PROBLEM REQUIREMENTS — Find every line in the records below that holds the word "title", and copy each one.

(Data about app and page elements)
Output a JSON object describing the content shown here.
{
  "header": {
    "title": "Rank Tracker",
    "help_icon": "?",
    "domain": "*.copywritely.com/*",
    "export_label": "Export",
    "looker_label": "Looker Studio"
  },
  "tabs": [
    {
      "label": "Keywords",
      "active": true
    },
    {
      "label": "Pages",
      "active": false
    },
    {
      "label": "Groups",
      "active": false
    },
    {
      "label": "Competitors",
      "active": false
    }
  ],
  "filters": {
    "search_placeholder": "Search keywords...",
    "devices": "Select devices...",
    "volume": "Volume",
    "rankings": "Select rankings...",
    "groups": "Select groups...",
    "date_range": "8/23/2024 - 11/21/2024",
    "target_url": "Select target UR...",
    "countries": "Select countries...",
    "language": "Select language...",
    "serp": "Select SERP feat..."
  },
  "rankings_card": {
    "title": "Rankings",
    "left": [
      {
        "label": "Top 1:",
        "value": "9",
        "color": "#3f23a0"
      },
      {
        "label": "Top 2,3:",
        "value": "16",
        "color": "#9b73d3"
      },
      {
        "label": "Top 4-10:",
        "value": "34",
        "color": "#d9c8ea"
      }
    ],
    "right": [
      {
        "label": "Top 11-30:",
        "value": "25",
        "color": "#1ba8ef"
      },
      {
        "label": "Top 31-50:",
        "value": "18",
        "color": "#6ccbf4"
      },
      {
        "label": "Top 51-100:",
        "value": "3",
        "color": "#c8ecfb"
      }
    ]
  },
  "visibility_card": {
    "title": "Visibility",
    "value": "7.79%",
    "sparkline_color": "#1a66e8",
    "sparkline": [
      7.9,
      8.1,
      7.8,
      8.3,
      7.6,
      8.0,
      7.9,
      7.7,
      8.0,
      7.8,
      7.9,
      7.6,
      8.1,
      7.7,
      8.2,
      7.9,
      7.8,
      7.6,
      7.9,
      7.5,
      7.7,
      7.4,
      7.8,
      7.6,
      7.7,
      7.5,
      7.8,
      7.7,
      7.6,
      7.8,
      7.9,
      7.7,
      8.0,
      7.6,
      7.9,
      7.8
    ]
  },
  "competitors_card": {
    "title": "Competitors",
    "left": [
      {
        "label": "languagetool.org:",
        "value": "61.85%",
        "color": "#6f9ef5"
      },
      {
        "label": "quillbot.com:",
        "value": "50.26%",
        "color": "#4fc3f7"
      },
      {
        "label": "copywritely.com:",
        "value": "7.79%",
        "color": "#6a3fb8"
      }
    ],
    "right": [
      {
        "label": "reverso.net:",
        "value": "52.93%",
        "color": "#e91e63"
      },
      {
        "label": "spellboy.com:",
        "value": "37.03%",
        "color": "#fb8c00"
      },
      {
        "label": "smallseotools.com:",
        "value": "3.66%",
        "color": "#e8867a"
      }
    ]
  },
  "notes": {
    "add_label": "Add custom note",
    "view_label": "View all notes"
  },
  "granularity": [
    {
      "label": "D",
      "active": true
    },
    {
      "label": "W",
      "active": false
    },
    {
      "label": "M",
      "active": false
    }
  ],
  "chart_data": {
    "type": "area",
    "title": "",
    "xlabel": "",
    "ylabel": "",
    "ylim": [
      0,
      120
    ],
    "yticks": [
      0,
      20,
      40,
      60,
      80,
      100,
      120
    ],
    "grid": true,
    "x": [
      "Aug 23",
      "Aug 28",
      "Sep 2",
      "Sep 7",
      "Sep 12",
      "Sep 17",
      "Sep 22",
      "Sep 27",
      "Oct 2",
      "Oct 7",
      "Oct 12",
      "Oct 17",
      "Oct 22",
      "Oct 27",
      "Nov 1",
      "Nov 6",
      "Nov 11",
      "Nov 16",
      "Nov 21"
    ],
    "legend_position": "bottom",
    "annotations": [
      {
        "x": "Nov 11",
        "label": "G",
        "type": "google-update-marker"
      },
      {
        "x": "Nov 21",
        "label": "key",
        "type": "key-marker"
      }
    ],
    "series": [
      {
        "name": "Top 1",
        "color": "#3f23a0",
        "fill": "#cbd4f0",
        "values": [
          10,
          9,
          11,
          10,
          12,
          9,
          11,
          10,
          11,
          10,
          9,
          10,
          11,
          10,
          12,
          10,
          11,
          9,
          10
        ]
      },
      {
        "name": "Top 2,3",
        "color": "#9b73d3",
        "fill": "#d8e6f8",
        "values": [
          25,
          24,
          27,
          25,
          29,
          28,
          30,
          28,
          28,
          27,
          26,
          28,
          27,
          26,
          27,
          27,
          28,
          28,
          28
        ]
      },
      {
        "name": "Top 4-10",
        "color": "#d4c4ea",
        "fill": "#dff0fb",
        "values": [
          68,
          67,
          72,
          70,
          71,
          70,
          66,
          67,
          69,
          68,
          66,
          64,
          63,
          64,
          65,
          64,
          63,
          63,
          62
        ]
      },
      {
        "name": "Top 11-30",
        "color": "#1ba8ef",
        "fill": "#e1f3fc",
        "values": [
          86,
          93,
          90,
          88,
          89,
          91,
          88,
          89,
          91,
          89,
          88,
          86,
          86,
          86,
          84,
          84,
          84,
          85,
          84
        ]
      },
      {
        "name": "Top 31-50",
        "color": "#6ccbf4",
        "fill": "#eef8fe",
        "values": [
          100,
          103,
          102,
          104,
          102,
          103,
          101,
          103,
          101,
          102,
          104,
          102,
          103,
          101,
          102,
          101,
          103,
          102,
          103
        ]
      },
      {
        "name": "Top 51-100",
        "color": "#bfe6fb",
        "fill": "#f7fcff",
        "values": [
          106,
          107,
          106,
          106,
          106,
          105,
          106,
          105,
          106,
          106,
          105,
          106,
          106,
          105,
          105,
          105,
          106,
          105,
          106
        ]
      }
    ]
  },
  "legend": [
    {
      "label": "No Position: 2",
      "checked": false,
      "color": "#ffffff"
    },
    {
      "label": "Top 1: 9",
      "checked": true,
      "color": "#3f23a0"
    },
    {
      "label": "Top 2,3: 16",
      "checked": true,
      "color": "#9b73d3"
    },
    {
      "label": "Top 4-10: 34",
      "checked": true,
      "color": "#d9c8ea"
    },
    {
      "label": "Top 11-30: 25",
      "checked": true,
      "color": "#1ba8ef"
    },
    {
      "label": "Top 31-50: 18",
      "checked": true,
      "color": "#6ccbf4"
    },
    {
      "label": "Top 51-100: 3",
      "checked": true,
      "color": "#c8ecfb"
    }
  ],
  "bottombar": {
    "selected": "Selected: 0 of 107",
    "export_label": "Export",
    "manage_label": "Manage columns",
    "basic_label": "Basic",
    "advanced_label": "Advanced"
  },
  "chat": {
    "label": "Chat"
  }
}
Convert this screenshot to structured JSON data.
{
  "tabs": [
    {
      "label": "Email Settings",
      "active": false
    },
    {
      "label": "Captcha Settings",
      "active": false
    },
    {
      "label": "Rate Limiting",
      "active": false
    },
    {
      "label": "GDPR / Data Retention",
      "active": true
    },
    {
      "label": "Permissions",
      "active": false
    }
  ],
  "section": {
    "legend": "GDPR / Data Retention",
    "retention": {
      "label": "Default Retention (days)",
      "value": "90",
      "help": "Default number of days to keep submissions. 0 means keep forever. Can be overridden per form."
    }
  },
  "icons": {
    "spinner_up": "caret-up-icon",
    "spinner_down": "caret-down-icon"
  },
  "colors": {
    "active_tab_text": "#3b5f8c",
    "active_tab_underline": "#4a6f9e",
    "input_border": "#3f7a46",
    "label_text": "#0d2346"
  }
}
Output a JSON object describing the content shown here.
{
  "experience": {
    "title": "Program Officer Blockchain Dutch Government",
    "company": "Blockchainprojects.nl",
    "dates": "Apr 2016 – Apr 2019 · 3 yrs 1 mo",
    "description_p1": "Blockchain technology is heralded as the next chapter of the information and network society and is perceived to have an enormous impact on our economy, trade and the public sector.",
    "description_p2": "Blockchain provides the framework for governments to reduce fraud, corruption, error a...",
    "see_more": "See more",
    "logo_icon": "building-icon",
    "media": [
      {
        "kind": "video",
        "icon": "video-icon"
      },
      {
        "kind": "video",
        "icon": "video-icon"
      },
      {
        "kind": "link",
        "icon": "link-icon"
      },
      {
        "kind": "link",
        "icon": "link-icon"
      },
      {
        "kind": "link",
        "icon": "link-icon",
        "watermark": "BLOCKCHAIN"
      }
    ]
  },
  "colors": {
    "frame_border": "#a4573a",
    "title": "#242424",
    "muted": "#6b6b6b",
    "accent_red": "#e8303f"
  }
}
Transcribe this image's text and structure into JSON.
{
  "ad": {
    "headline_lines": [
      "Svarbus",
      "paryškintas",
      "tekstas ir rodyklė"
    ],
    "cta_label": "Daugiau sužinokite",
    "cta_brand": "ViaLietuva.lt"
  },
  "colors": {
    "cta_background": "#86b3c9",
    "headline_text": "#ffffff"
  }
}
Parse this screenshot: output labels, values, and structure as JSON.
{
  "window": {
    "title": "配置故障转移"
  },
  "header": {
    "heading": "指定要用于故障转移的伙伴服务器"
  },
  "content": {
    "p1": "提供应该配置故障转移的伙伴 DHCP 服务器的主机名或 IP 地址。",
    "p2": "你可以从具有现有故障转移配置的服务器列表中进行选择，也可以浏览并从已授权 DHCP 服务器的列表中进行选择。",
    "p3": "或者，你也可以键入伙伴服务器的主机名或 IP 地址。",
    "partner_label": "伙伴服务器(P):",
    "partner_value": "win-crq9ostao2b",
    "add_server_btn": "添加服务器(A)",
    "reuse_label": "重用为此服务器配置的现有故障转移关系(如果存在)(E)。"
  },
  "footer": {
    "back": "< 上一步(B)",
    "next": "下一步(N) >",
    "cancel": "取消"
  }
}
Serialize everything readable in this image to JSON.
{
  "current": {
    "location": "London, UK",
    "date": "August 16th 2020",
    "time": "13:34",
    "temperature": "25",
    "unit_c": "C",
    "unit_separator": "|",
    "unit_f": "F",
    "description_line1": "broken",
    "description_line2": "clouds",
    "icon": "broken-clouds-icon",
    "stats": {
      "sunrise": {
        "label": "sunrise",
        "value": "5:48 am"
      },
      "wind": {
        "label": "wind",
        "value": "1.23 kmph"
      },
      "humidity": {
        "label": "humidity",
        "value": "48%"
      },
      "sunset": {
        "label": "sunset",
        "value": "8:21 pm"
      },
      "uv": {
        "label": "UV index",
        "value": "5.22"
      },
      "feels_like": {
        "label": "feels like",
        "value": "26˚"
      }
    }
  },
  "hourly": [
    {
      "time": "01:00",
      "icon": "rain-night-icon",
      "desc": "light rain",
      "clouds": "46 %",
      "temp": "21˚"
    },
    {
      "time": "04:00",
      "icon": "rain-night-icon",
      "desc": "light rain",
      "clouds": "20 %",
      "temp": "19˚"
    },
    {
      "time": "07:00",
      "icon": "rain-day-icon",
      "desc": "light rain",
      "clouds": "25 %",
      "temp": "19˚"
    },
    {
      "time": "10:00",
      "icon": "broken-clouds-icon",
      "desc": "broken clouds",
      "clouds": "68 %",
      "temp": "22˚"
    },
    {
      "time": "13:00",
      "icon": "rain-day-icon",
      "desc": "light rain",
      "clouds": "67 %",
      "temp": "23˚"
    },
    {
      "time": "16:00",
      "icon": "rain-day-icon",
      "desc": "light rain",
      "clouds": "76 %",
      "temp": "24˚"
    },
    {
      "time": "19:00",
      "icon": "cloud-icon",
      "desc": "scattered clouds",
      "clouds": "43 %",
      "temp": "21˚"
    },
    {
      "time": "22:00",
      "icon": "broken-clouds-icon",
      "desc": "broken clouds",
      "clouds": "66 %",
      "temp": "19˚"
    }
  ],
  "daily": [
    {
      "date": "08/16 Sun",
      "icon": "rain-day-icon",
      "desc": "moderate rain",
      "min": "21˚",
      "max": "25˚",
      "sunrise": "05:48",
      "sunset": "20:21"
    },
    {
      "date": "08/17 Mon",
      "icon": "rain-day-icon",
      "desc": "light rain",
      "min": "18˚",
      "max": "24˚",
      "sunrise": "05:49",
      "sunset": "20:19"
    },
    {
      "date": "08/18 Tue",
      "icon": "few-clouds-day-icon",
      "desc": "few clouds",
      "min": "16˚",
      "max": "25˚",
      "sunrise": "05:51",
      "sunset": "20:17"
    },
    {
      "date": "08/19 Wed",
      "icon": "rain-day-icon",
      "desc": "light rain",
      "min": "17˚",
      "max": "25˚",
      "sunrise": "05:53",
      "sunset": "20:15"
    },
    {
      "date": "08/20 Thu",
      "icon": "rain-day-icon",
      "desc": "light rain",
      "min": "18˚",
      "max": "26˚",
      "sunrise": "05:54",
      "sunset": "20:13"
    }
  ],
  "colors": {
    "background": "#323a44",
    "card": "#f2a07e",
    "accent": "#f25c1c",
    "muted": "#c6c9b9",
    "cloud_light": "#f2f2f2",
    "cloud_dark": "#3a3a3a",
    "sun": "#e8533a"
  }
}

SOLUTION FOR THIS TASK —
    "title": "Rank Tracker",
    "title": "Rankings",
    "title": "Visibility",
    "title": "Competitors",
    "title": "",
    "title": "Program Officer Blockchain Dutch Government",
    "title": "#242424",
    "title": "配置故障转移"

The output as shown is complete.